project image
Jorge Serra

first performed on September 07, 2020
The Joinery
performed five times in 2020



Gubbi Gubbi Country (Sunshine Coast, Queensland, Australia)


“An Act of Intimacy” was a one-on-one participatory performance exploring the politics of encounter. In a time where we are so practiced in our solitude and so practiced at our distance, what does it mean to be intimate?

Covid undeniably dispels the myth of the sovereignty of the self—our interconnection is increasingly beyond doubt—and yet our survival also relies on isolation. Mirroring this paradox of simultaneous radical intimacy and radical alienation, the work was an invitation to reimagine the porous divide between connection and separation.

Before meeting one another, participants were given an audio-scape that meditated on the nature of intimacy in all its elusiveness and all its forms. Its purpose was to prime participants towards a state where they could be vulnerable, take risks, have an authentic exploration, and ultimately to propose an act of intimacy for us to undertake together.

The participant and I entered from different doors at the same time. The rationale was that it would soften and equalise the power dynamic between us. An unresolved aspect of the work was the intention towards creating a “neutral’’ room so that I wasn’t pre-determining the tone of the encounters and to make it a safe space as much as possible. The problematics, of course, lie in the impossibility of “neutrality” and my blindspots as a cis queer woman that inhibit this. Simultaneously, intimacy relies on the personal. I’m the artist providing an exchange, a type of emotional labour which has historical precedent, but the work relies on my personhood and not my commodification. So the balance between the personal and the parameters of being in service to others was in a constant state of oscillation.

We both wore head-to-toe transparent plastic suits. Covid made the suits a practical necessity but they came to signify another necessity. That, in fact, intimacy relies on separation. The suits created a stronger impulse towards meeting one another as they offered the safety of a stable point of division. This coexistence—as opposed to collapsing into one another or conversely a repulsion away—is a transformative phenomenon.

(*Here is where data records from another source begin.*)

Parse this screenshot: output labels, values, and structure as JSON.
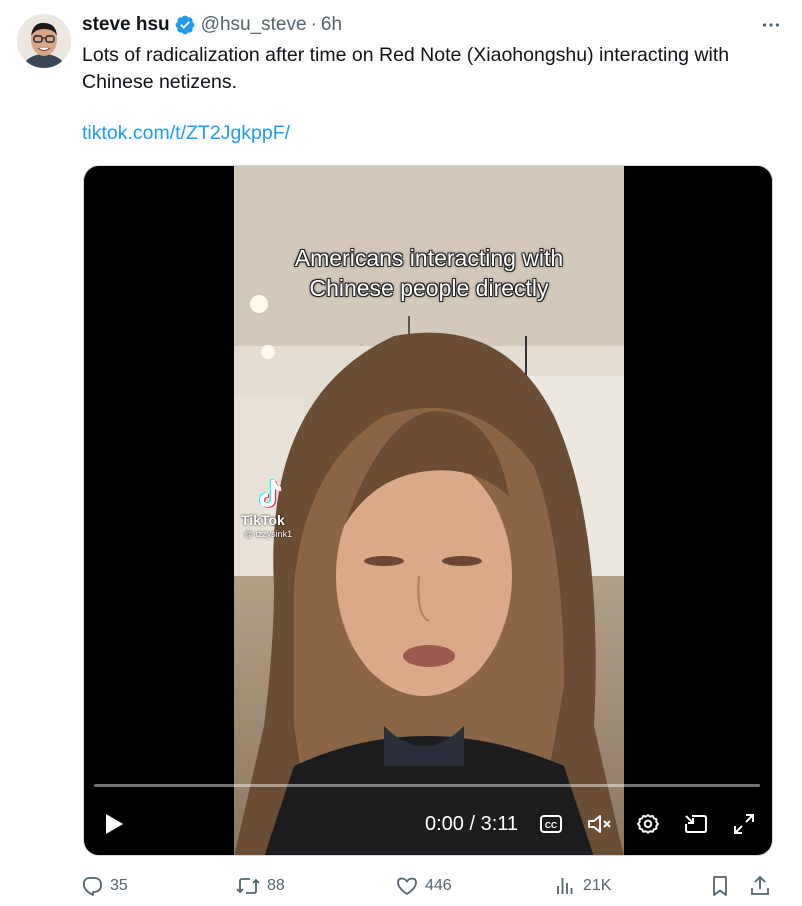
{
  "author": {
    "display_name": "steve hsu",
    "handle": "@hsu_steve",
    "separator": "·",
    "timestamp": "6h",
    "verified": true,
    "avatar_icon": "avatar-photo"
  },
  "tweet": {
    "text": "Lots of radicalization after time on Red Note (Xiaohongshu) interacting with Chinese netizens.",
    "link": "tiktok.com/t/ZT2JgkppF/"
  },
  "video": {
    "caption_line1": "Americans interacting with",
    "caption_line2": "Chinese people directly",
    "watermark_brand": "TikTok",
    "watermark_user": "@ izzysink1",
    "current_time": "0:00",
    "duration": "3:11",
    "time_display": "0:00 / 3:11",
    "progress_fraction": 0,
    "muted": true
  },
  "actions": {
    "replies": "35",
    "reposts": "88",
    "likes": "446",
    "views": "21K"
  },
  "colors": {
    "accent": "#1d9bf0",
    "text_primary": "#0f1419",
    "text_secondary": "#536471"
  }
}
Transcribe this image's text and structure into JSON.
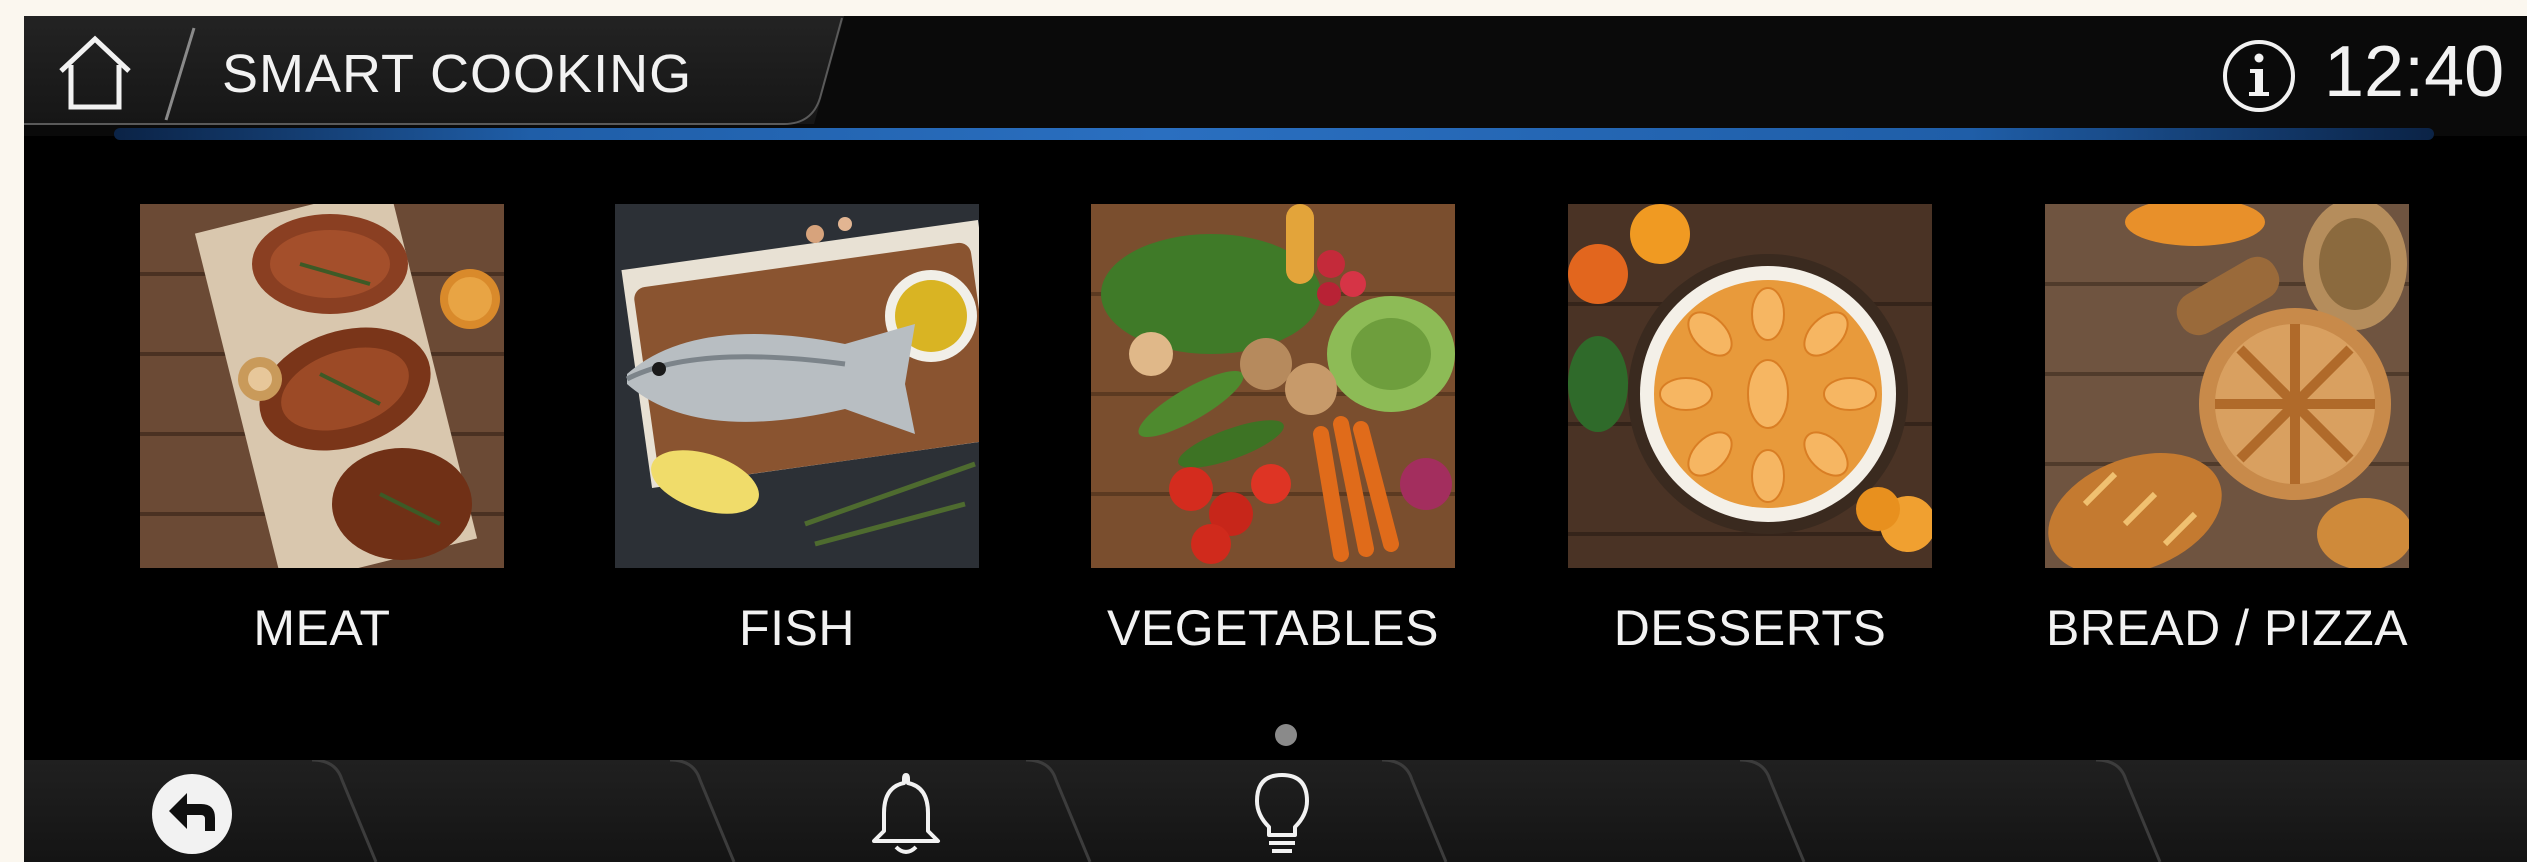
{
  "header": {
    "title": "SMART COOKING",
    "time": "12:40",
    "home_icon": "home-icon",
    "info_icon": "info-icon"
  },
  "categories": [
    {
      "label": "MEAT",
      "image": "meat-photo"
    },
    {
      "label": "FISH",
      "image": "fish-photo"
    },
    {
      "label": "VEGETABLES",
      "image": "vegetables-photo"
    },
    {
      "label": "DESSERTS",
      "image": "desserts-photo"
    },
    {
      "label": "BREAD / PIZZA",
      "image": "bread-pizza-photo"
    }
  ],
  "pagination": {
    "current_page": 1,
    "total_pages": 1
  },
  "bottom_bar": {
    "items": [
      {
        "icon": "back-arrow-icon"
      },
      {
        "icon": "bell-icon"
      },
      {
        "icon": "lightbulb-icon"
      }
    ]
  },
  "colors": {
    "background": "#000000",
    "accent": "#2a6fc0",
    "text": "#f2f2f2",
    "outer_frame": "#fbf7ef"
  }
}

The suits were a little complicated to navigate but, unexpectedly, created striking moments of “How do I do this?” which supported the tone of the work. Intimacy… but how? Sometimes art experiences give participants everything. Not doing this helped to build a culture of accountability and foregrounded the mutuality of the work.